PSN Review – Datura
Datura in the real world, is a genus of flowering plants known for its psychotropic toxins, often causing hallucinations, delirium, even death. A fitting title for the “game”, because after playing through it, I’m left wondering what the hell just happened.
I’m loosely calling it a game, because it’s more of an experience. And it’s an open, deeply psychological experience that’s completely up for interpretation. Even when you’re done with it, you may still not fully understand the series of events that have taken place, why they’re happening, or what they stand for. I’m still trying to make sense of it all my self.
At times, Datura‘s foggy, wooded landscape can be peaceful and serene. But underlying that beauty is pure insanity—just like the flower itself.
The games starts on a hospital gurney. It’s dark, but you can see electrodes on your chest with connecting wires leading to a heart monitor. Using the PlayStation Move, your hand reaches to remove the electrodes from you chest, tossing them to the side. The screen goes black, and you awaken in a misty forest, filled with white-barked trees, fallen leaves, insects, butterflies, and Datura moonflowers. It’s all very strange, but I assure you, that’s the least odd scene in the two hours it takes to complete Datura.
Datura can be played using the Dualshock 3, but it’s meant to be played using the PlayStation Move, as it’s more natural to mimic the hand’s movements. The entire game is played as this unattached floating hand, using realistic gestures to interact with the environment. It’s also meant to be played through to completion in one sitting in order to fully take in the experience.
But because the movements with the hand are done by making natural gestures with the Move, actual movement like walking and turning in place is frustratingly clunky. Visual cues are added in an attempt to simplify things, however, you still end up wasting too much time trying to get the game to do what you want it to. You do eventually get the hang of it, but by that time the game’s almost over. At least the second playthrough will be more fluid.
And play a second time you will. Each of the eight main events you encounter give you a choice—bad or good, represented by the insects or butterflies; or on your map by a black or a white circle. The choices you make effect the outcome, and therefore, how you interpret the experience.
Despite having this replayability, the two-hour length makes Datura a hard sell at $9.99. Still, I do recommend trying this unusual, unique psychological experience, if only to see what it’s all about and to try and figure out what I means to you—even if it is accompanied by overly frustrating, cumbersome controls.
Note: If you happen to own a Sony HMZ-T1 “wearable HDTV” headset and two PlayStation Move controllers, then Datura is a must-own.
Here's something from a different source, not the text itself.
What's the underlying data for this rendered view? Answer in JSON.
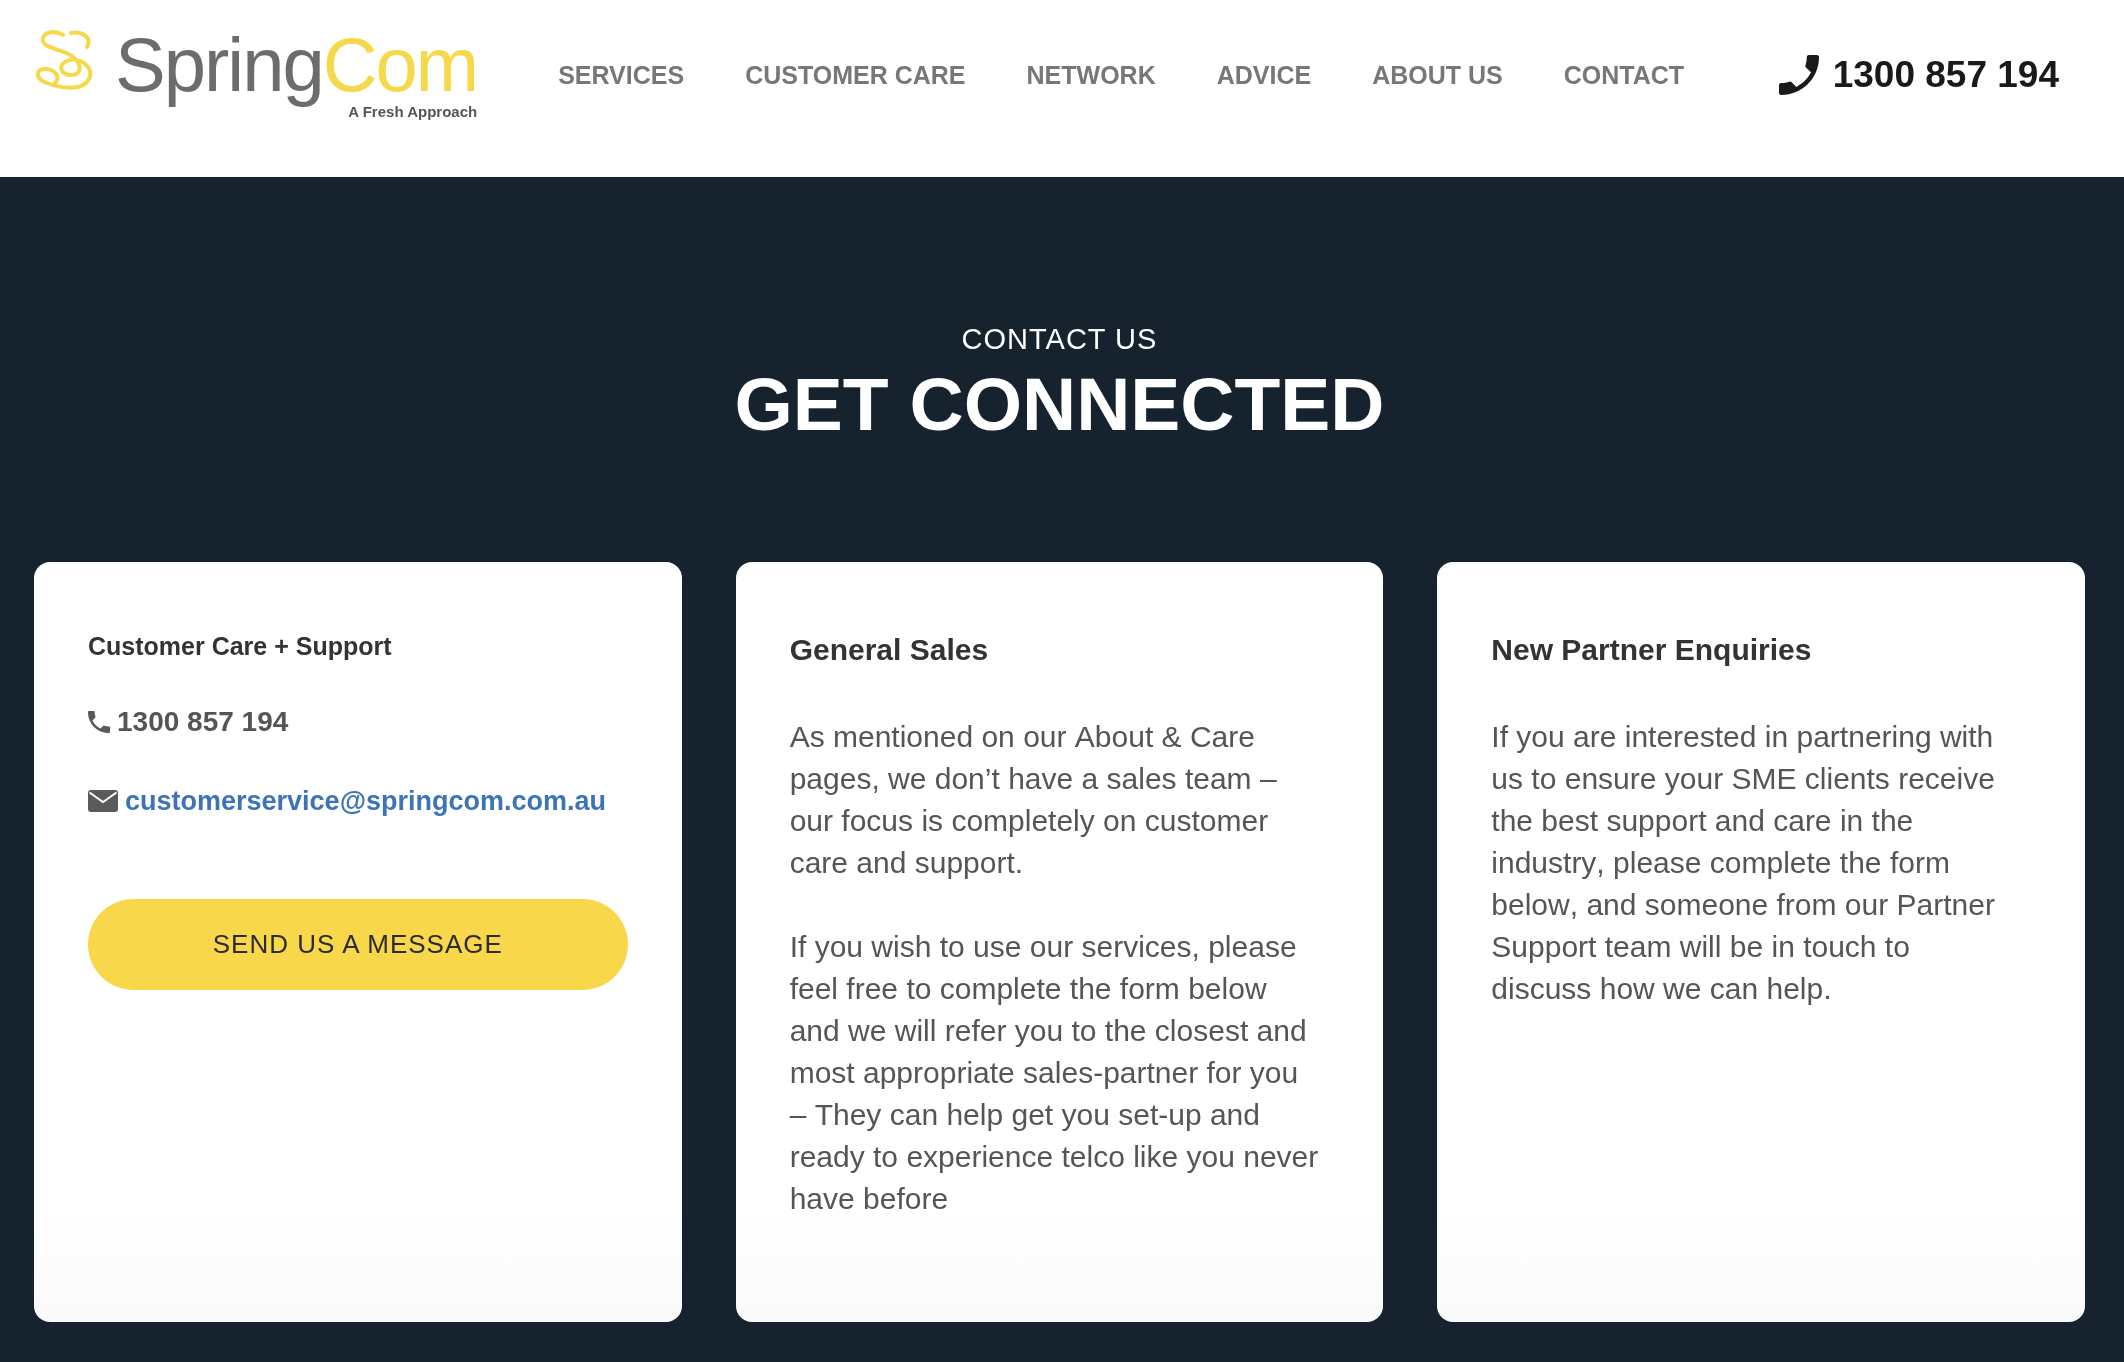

The combination of Datura, a PlayStation Move in one hand, and the other attached to the headset for precise head-tracking, creates a true virtual reality experience.
PlayStation LifeStyle’s Final Score
+ Unique, insane, beautiful, and thrilling.
– Controls get in the way of enjoyment.